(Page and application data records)
[Start of Attachment]
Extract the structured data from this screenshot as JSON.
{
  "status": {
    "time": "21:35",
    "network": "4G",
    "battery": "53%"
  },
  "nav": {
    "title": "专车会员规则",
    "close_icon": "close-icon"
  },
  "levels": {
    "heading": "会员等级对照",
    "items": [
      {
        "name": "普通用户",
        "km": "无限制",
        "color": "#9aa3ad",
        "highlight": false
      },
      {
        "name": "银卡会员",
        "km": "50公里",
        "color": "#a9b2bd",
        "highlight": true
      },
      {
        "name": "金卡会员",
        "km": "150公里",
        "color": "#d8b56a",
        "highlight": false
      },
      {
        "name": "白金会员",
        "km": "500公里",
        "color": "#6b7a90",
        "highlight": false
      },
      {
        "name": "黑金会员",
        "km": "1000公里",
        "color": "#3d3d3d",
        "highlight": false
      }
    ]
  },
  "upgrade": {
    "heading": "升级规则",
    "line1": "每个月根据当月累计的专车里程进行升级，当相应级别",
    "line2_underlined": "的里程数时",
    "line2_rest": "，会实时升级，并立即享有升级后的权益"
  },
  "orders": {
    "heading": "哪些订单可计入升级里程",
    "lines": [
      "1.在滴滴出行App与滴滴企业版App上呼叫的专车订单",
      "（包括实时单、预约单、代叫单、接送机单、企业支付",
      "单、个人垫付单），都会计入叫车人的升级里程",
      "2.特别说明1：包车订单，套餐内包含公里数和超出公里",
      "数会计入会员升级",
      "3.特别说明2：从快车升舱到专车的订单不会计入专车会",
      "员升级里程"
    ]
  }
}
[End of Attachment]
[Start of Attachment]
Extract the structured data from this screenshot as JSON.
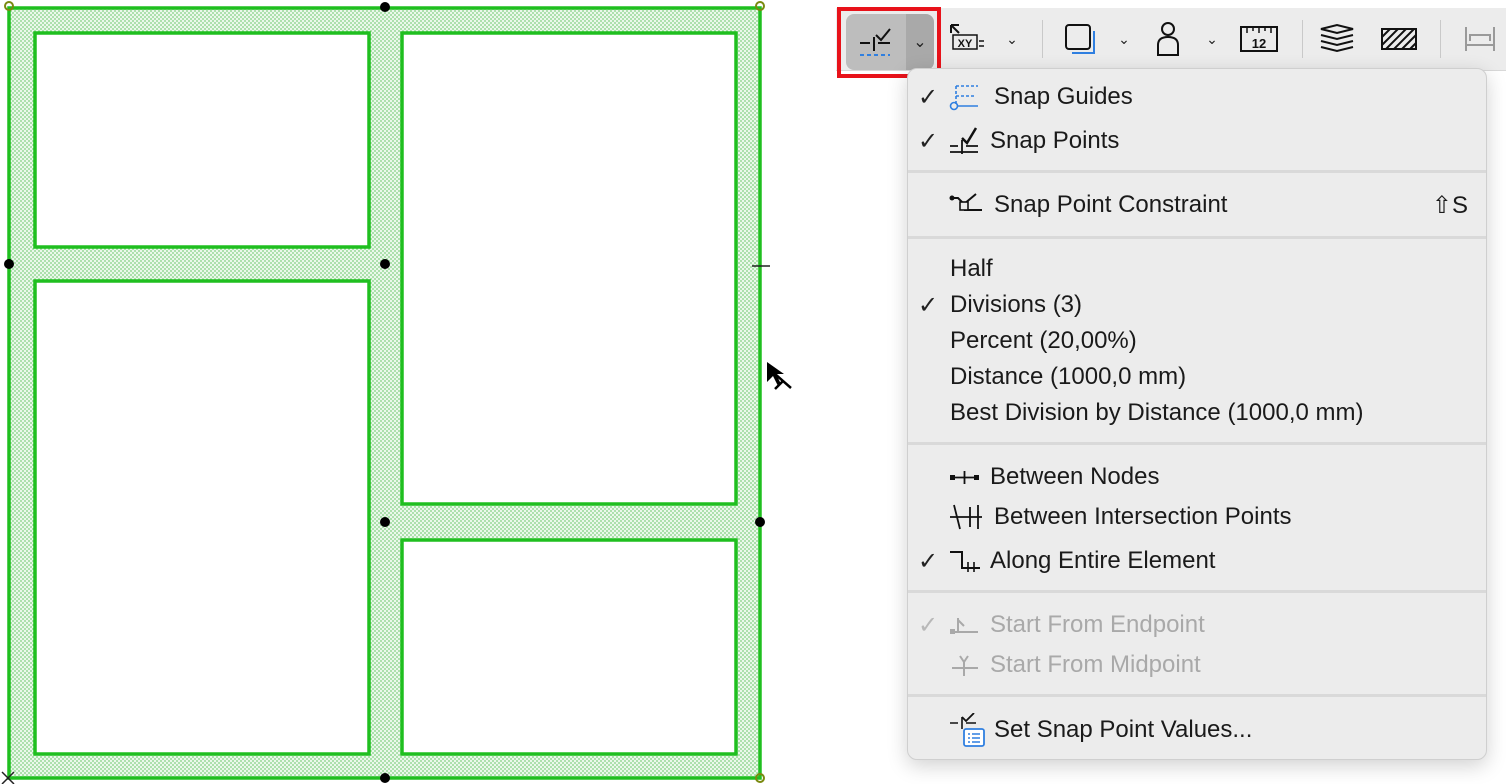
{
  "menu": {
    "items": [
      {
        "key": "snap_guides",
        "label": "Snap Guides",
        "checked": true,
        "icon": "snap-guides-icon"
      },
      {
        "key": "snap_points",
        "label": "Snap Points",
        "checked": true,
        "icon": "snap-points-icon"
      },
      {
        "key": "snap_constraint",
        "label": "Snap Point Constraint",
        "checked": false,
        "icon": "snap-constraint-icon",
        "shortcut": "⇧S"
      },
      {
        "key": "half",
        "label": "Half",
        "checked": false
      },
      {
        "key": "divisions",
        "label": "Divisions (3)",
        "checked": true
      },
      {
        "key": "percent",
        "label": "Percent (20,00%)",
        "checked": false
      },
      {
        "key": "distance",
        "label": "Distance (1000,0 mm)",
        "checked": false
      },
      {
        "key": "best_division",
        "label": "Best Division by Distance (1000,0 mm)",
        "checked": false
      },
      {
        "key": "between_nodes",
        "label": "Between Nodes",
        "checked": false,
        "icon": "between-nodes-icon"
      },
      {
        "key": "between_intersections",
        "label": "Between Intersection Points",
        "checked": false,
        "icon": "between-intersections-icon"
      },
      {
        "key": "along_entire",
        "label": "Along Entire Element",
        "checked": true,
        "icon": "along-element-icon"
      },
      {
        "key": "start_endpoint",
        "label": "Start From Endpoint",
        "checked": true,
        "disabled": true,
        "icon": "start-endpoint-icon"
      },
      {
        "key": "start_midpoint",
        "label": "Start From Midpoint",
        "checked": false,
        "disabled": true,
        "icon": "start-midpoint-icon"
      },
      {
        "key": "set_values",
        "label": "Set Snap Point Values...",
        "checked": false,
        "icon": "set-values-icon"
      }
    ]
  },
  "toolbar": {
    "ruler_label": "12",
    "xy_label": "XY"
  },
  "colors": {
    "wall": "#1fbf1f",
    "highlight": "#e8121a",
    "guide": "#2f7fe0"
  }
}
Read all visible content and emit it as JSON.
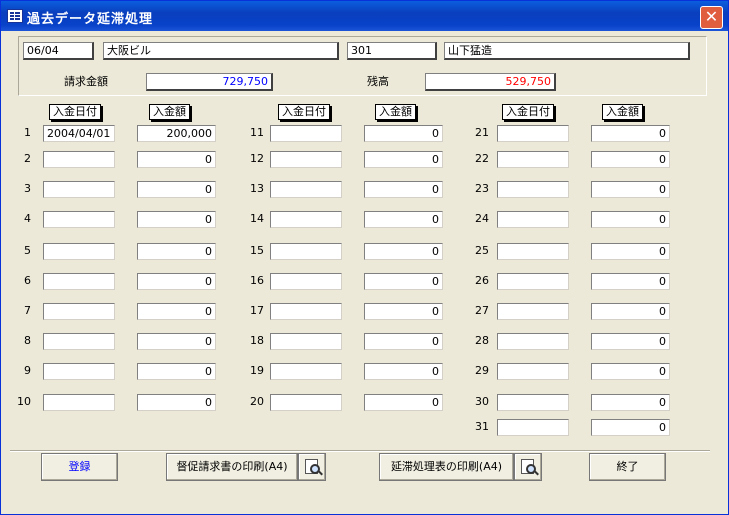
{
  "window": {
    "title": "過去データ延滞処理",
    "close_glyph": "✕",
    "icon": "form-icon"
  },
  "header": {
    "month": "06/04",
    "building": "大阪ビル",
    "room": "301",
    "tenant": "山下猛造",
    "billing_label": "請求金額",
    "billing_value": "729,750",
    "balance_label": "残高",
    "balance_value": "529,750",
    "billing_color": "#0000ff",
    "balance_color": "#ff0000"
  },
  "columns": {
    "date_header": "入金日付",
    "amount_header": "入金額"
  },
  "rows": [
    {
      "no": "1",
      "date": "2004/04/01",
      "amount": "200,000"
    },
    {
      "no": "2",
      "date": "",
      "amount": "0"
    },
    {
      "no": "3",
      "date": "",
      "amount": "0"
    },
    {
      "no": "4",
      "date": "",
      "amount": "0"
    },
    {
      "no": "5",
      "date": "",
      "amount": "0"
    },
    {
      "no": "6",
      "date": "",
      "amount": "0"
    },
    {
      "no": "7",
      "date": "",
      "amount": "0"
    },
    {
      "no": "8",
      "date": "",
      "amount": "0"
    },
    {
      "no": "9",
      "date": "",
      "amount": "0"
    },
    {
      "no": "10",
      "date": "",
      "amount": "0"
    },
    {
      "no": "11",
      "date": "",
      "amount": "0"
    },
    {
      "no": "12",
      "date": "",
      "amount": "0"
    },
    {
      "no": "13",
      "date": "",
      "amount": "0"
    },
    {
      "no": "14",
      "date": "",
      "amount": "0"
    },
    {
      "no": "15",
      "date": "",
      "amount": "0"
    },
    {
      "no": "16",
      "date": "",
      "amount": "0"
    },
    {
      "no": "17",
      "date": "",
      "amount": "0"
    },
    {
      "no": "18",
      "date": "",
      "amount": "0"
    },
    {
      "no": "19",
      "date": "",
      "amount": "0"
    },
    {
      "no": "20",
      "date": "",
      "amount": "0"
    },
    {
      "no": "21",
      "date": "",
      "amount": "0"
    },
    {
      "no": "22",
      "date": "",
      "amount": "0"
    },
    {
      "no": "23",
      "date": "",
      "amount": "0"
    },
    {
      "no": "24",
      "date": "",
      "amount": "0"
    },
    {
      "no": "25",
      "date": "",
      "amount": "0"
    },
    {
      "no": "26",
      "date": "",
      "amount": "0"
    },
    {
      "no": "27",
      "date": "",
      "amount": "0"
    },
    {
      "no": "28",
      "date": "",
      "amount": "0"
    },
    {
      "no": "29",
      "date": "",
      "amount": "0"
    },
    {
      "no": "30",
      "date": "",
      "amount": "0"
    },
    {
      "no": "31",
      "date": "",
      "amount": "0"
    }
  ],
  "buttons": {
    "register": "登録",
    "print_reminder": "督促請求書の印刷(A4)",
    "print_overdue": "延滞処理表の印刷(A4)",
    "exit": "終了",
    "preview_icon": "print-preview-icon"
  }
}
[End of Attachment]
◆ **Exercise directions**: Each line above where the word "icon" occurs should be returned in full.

◆ **Task answer**:
    "close_icon": "close-icon"
        "icon": "snap-guides-icon"
        "icon": "snap-points-icon"
        "icon": "snap-constraint-icon",
        "icon": "between-nodes-icon"
        "icon": "between-intersections-icon"
        "icon": "along-element-icon"
        "icon": "start-endpoint-icon"
        "icon": "start-midpoint-icon"
        "icon": "set-values-icon"
    "icon": "form-icon"
    "preview_icon": "print-preview-icon"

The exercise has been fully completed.